Albatross Conservation Stamps Launched Today

(Media Release – 25th June)

The Government of South Georgia & the South Sandwich Islands (GSGSSI) is delighted to announce the launch of its latest stamp issue ‘Albatross Conservation’. The stamps have been developed in conjunction with the Royal Society for the Protection of Birds (RSPB) to raise awareness about the conservation status of South Georgia albatross and the joint work being undertaken to better understand and protect these iconic birds.

A recent archipelago-wide surveys conducted by GSGSSI revealed that the number of wandering albatrosses breeding annually at South Georgia decreased by 18% (1.8% per year) between 2003/04 and 2014/15 and over the same period black-browed and grey-headed albatrosses decreased by 19% (1.9% per year) and 43% (5% per year), respectively.

Through the strict implementation of various conservation measures including bird-scaring devices and night setting the mortality of albatross in South Georgia waters has been reduced to zero. Incidental mortality associated with fisheries operating outside of South Georgia’s maritime zone is still high and thought to be the main cause of the recent population declines. Targeted international education and monitoring programmes are required to improve the conservation status of these iconic species. GSGSSI and RSPB have committed to work together to better understand and address the threats posed to South Georgia albatross with an initial study to identify where albatross are most at risk is well underway. Early results indicate hotspots of overlap with pelagic longline fisheries during winter months (May-Sep). Hotspots for wandering and grey-headed albatrosses include the south-west Atlantic and south-west Indian Oceans, as well as east of New Zealand, while black-browed albatrosses are particularly concentrated in the Benguela Upwelling during the winter months.
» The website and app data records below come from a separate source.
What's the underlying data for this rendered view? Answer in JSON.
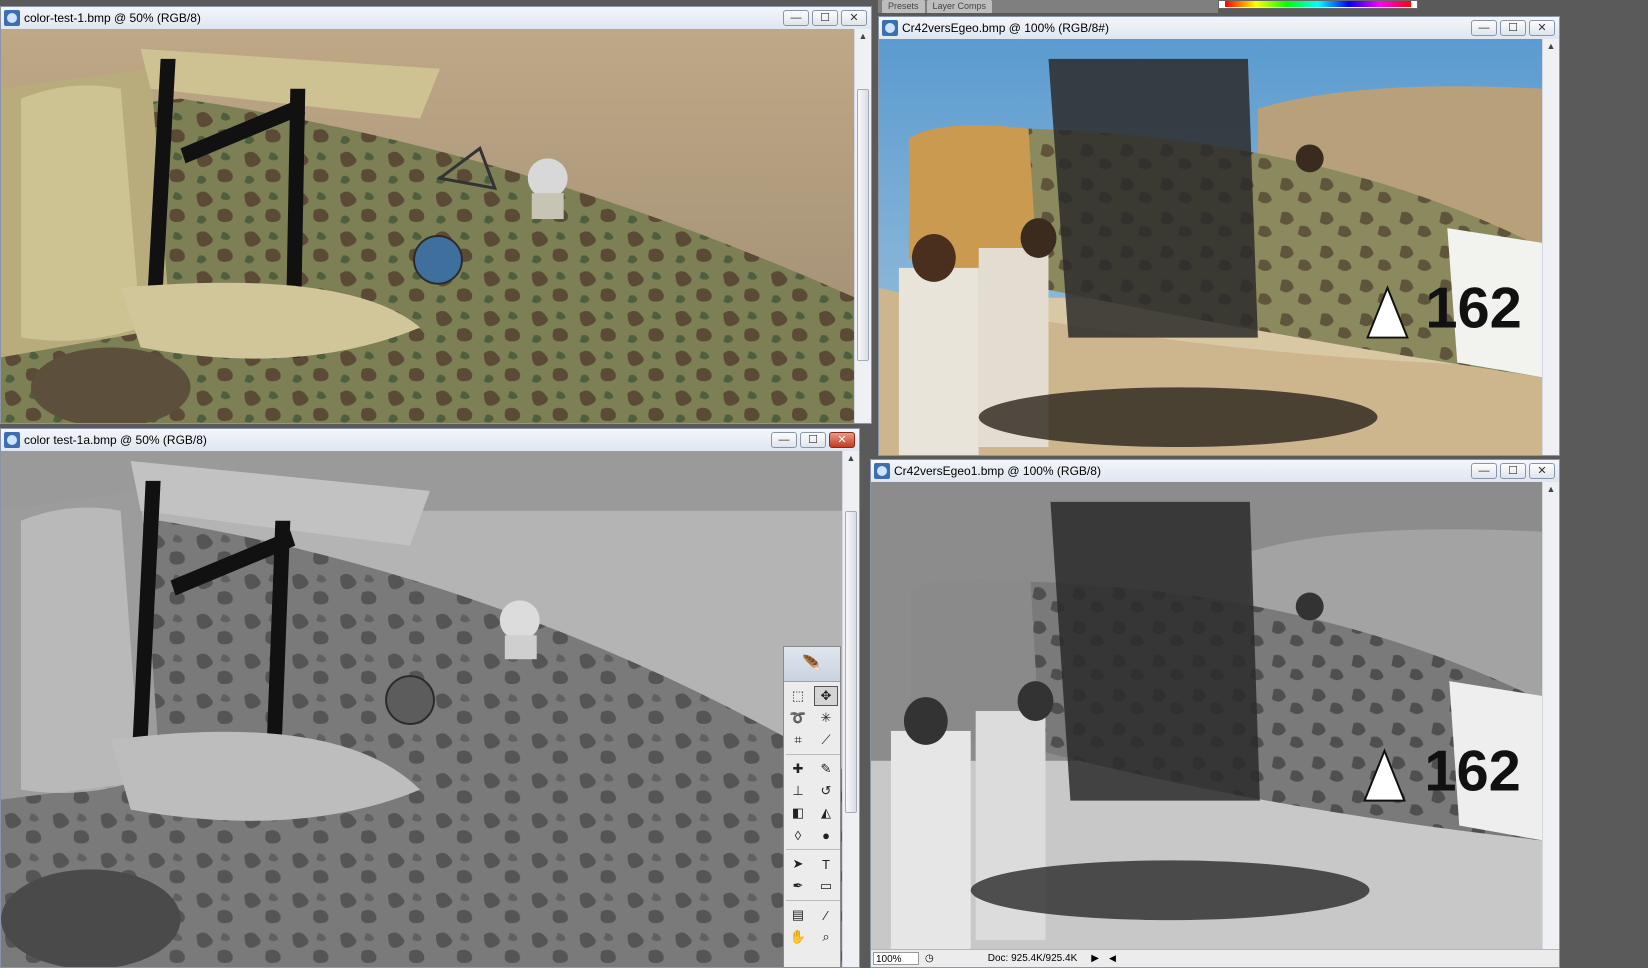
{
  "windows": [
    {
      "id": "win1",
      "title": "color-test-1.bmp @ 50% (RGB/8)",
      "controls": [
        "minimize",
        "maximize",
        "close"
      ]
    },
    {
      "id": "win2",
      "title": "color test-1a.bmp @ 50% (RGB/8)",
      "controls": [
        "minimize",
        "maximize",
        "close"
      ]
    },
    {
      "id": "win3",
      "title": "Cr42versEgeo.bmp @ 100% (RGB/8#)",
      "controls": [
        "minimize",
        "maximize",
        "close"
      ]
    },
    {
      "id": "win4",
      "title": "Cr42versEgeo1.bmp @ 100% (RGB/8)",
      "controls": [
        "minimize",
        "maximize",
        "close"
      ]
    }
  ],
  "control_glyphs": {
    "minimize": "—",
    "maximize": "☐",
    "close": "✕"
  },
  "photo": {
    "aircraft_number": "162"
  },
  "status": {
    "zoom": "100%",
    "doc": "Doc: 925.4K/925.4K"
  },
  "panel_tabs": [
    "Presets",
    "Layer Comps"
  ],
  "toolbox": {
    "tools": [
      "marquee-icon",
      "move-icon",
      "lasso-icon",
      "magic-wand-icon",
      "crop-icon",
      "slice-icon",
      "healing-icon",
      "brush-icon",
      "stamp-icon",
      "history-brush-icon",
      "eraser-icon",
      "bucket-icon",
      "blur-icon",
      "dodge-icon",
      "path-select-icon",
      "type-icon",
      "pen-icon",
      "shape-icon",
      "notes-icon",
      "eyedropper-icon",
      "hand-icon",
      "zoom-icon"
    ]
  },
  "colors": {
    "camo_dark": "#5b4a36",
    "camo_green": "#6f7a4d",
    "sand": "#c9b48f",
    "sky": "#5b9bd0"
  }
}
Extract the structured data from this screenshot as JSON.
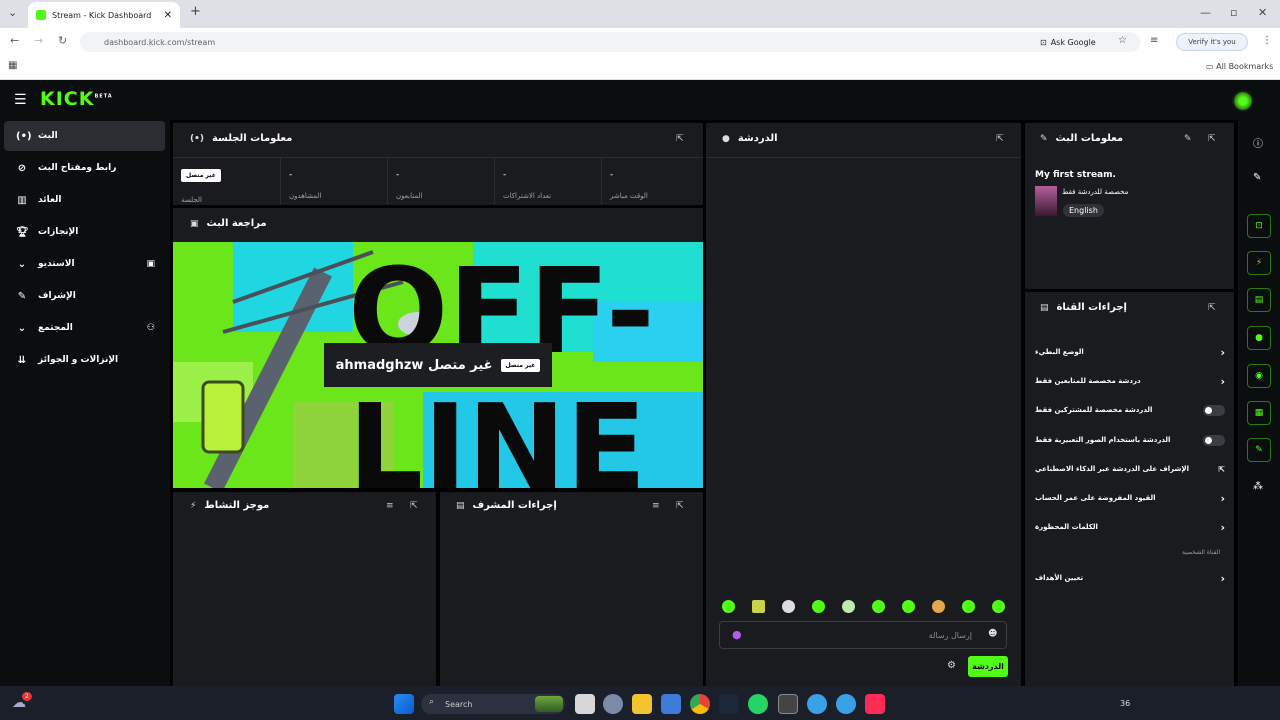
{
  "browser": {
    "tab_title": "Stream - Kick Dashboard",
    "url": "dashboard.kick.com/stream",
    "ask_google": "Ask Google",
    "verify": "Verify it's you",
    "all_bookmarks": "All Bookmarks"
  },
  "header": {
    "logo": "KICK",
    "logo_tag": "BETA"
  },
  "sidebar": {
    "items": [
      {
        "label": "البث",
        "icon": "broadcast-icon"
      },
      {
        "label": "رابط ومفتاح البث",
        "icon": "link-icon"
      },
      {
        "label": "العائد",
        "icon": "chart-icon"
      },
      {
        "label": "الإنجازات",
        "icon": "trophy-icon"
      },
      {
        "label": "الاستديو",
        "icon": "chevron-down-icon"
      },
      {
        "label": "الإشراف",
        "icon": "wrench-icon"
      },
      {
        "label": "المجتمع",
        "icon": "chevron-down-icon"
      },
      {
        "label": "الإنزالات و الجوائز",
        "icon": "drops-icon"
      }
    ]
  },
  "session": {
    "title": "معلومات الجلسة",
    "status_badge": "غير متصل",
    "session_label": "الجلسة",
    "stats": [
      {
        "value": "-",
        "label": "المشاهدون"
      },
      {
        "value": "-",
        "label": "المتابعون"
      },
      {
        "value": "-",
        "label": "تعداد الاشتراكات"
      },
      {
        "value": "-",
        "label": "الوقت مباشر"
      }
    ]
  },
  "preview": {
    "title": "مراجعة البث",
    "offline_badge": "غير متصل",
    "offline_text": "ahmadghzw غير متصل",
    "art_text_1": "OFF-",
    "art_text_2": "LINE"
  },
  "activity": {
    "title": "موجز النشاط"
  },
  "mod_actions": {
    "title": "إجراءات المشرف"
  },
  "chat": {
    "title": "الدردشة",
    "placeholder": "إرسال رسالة",
    "send_label": "الدردشة"
  },
  "stream_info": {
    "title": "معلومات البث",
    "stream_title": "My first stream.",
    "category": "مخصصة للدردشة فقط",
    "language": "English"
  },
  "channel_actions": {
    "title": "إجراءات القناة",
    "rows": [
      {
        "label": "الوضع البطيء",
        "control": "chevron"
      },
      {
        "label": "دردشة مخصصة للمتابعين فقط",
        "control": "chevron"
      },
      {
        "label": "الدردشة مخصصة للمشتركين فقط",
        "control": "toggle"
      },
      {
        "label": "الدردشة باستخدام الصور التعبيرية فقط",
        "control": "toggle"
      },
      {
        "label": "الإشراف على الدردشة عبر الذكاء الاصطناعي",
        "control": "external"
      },
      {
        "label": "القيود المفروضة على عمر الحساب",
        "control": "chevron"
      },
      {
        "label": "الكلمات المحظورة",
        "control": "chevron"
      }
    ],
    "section_label": "القناة الشخصية",
    "goals_label": "تعيين الأهداف"
  },
  "taskbar": {
    "search": "Search",
    "notif_count": "2",
    "battery": "36"
  },
  "colors": {
    "brand": "#53fc18",
    "panel": "#191b1f",
    "bg": "#000000"
  }
}
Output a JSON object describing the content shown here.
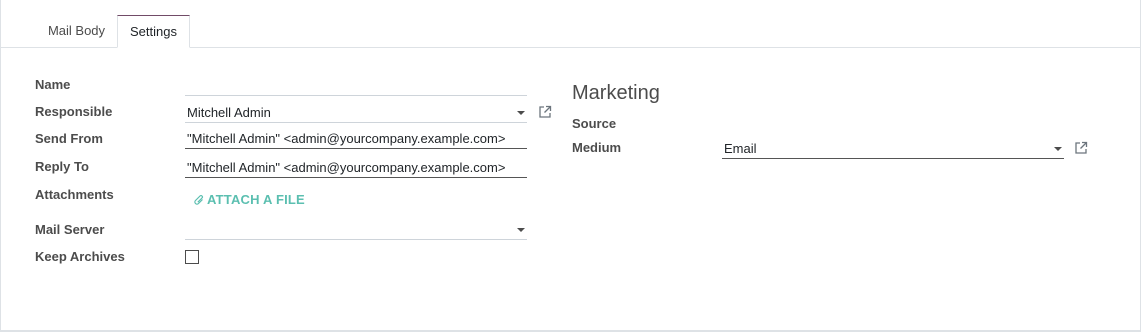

Proceeds from the sale of the stamps will be used to fund albatross conservation initiatives. The stamps can be purchased online through Falklands Post Service Ltd (www.falklandstamps.com) or through the RSPB via eBay (use the advanced search function on eBay to search for RSPB).

albatrossStamps

 

About the Stamps

Each stamp features a species of albatross which breeds on South Georgia and highlights an important conservation issue. Artwork was done by Leigh-Anne Wolfaardt.

 

70p stamp – Black-browed albatross

Breeding on inaccessible cliffs and tussock covered slopes, these birds are generally surveyed by photographing colonies from the sea, and subsequently counting nesting birds from the digital photographs. Outside the breeding season the birds spend considerable time foraging in the productive waters of the Benguela Current, off southern Africa where they overlap with, and are at risk of being incidentally killed by a number of long-line and trawl fisheries.

 

80p stamp – Light-mantled albatross

Unlike the other species of albatross breeding at South Georgia, breeding light-mantled albatross are dispersed in low numbers around the entire coastline making it very difficult to monitor their population trends. Nevertheless, South Georgia is known to host the largest population of light-mantled albatross in the world. Considered to be the most southerly of all the albatross species, these birds often forage close to the Antarctic.

 

£1.05 – Grey-headed albatross

Often found nesting on high cliffs in mixed groups with black-browed albatross, grey-headed albatrosses only breed every other year making their populations particularly vulnerable to ongoing declines. Known to travel great distances outside of the breeding season, better understanding of where these birds forage at different stages of their life-cycle is critical to understanding what fisheries they come into contact with and where to target conservation efforts.

 

£1.25 stamp – Wandering albatross

Wandering albatrosses are one of the largest flying birds in the world and have a wingspan of up to 3.5m. It takes an entire year to raise a chick. Nesting in small groups on isolated headlands and tussock islands, the majority of birds breeding at South Georgia are found on Bird Island and Annenkov Island, with other colonies located in the Bay of Isles and along the southern coast of the archipelago. Surveying these long-lived species requires good local knowledge and great care to avoid disturbing the birds or the habitat in which they nest.